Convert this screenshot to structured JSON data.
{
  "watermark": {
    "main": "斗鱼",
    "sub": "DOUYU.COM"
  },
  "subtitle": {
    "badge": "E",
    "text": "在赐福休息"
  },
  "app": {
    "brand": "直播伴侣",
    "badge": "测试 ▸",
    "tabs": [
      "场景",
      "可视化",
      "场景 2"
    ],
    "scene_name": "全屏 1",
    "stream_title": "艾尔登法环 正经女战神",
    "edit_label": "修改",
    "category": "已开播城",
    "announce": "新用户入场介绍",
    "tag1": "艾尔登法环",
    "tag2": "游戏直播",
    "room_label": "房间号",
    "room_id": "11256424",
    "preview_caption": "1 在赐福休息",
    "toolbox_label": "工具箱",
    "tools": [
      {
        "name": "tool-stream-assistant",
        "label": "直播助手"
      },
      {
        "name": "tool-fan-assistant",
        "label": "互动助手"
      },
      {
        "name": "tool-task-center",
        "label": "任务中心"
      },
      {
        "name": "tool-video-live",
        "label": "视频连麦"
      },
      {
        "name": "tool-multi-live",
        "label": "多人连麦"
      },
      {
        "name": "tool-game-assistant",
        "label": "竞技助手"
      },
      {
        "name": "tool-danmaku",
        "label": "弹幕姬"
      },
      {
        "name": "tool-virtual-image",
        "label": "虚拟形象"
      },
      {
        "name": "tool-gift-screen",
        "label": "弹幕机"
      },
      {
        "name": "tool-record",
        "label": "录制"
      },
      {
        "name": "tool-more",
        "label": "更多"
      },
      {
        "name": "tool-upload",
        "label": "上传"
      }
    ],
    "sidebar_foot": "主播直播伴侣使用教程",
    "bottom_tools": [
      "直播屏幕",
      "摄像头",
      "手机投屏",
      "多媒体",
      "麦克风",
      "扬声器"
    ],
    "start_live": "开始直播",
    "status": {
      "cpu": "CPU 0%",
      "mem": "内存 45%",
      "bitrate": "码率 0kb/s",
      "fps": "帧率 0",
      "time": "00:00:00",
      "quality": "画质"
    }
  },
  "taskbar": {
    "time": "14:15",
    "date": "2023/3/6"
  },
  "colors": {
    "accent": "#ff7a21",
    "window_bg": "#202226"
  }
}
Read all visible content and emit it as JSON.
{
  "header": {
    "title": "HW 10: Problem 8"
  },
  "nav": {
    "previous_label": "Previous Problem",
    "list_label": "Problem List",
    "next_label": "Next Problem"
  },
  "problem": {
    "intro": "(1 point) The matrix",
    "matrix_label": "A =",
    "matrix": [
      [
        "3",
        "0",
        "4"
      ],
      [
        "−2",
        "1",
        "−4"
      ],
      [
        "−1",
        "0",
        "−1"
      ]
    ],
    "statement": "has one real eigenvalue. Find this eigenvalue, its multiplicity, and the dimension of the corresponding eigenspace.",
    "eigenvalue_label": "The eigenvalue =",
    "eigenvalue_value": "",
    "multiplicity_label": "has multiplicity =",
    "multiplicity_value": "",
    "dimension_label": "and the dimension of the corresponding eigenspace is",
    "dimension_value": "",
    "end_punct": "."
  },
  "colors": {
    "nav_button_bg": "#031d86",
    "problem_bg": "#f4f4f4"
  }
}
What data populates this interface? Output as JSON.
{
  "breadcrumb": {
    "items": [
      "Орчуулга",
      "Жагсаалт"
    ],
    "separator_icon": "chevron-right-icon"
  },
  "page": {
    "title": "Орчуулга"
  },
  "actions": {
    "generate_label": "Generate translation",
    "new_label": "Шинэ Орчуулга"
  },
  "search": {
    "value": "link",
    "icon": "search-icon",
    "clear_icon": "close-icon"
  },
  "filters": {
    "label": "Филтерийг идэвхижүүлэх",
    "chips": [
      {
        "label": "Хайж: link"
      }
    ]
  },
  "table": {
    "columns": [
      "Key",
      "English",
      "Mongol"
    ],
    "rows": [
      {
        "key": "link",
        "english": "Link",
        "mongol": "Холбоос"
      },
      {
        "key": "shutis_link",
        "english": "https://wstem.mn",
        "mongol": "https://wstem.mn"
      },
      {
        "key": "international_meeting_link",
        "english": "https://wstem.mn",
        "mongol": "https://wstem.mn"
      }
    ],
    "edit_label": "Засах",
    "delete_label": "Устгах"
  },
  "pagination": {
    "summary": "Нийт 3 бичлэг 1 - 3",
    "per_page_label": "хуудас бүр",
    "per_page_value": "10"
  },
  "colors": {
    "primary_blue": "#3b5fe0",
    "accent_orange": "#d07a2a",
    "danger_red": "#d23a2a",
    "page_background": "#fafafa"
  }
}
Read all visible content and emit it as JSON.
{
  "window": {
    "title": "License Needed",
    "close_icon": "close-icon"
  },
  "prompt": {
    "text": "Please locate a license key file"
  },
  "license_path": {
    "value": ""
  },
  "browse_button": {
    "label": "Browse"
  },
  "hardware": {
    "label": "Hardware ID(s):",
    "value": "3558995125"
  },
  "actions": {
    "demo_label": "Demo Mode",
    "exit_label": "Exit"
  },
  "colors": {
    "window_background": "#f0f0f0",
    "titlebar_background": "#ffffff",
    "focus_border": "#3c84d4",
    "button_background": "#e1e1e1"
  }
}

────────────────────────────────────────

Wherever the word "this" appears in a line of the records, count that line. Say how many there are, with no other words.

3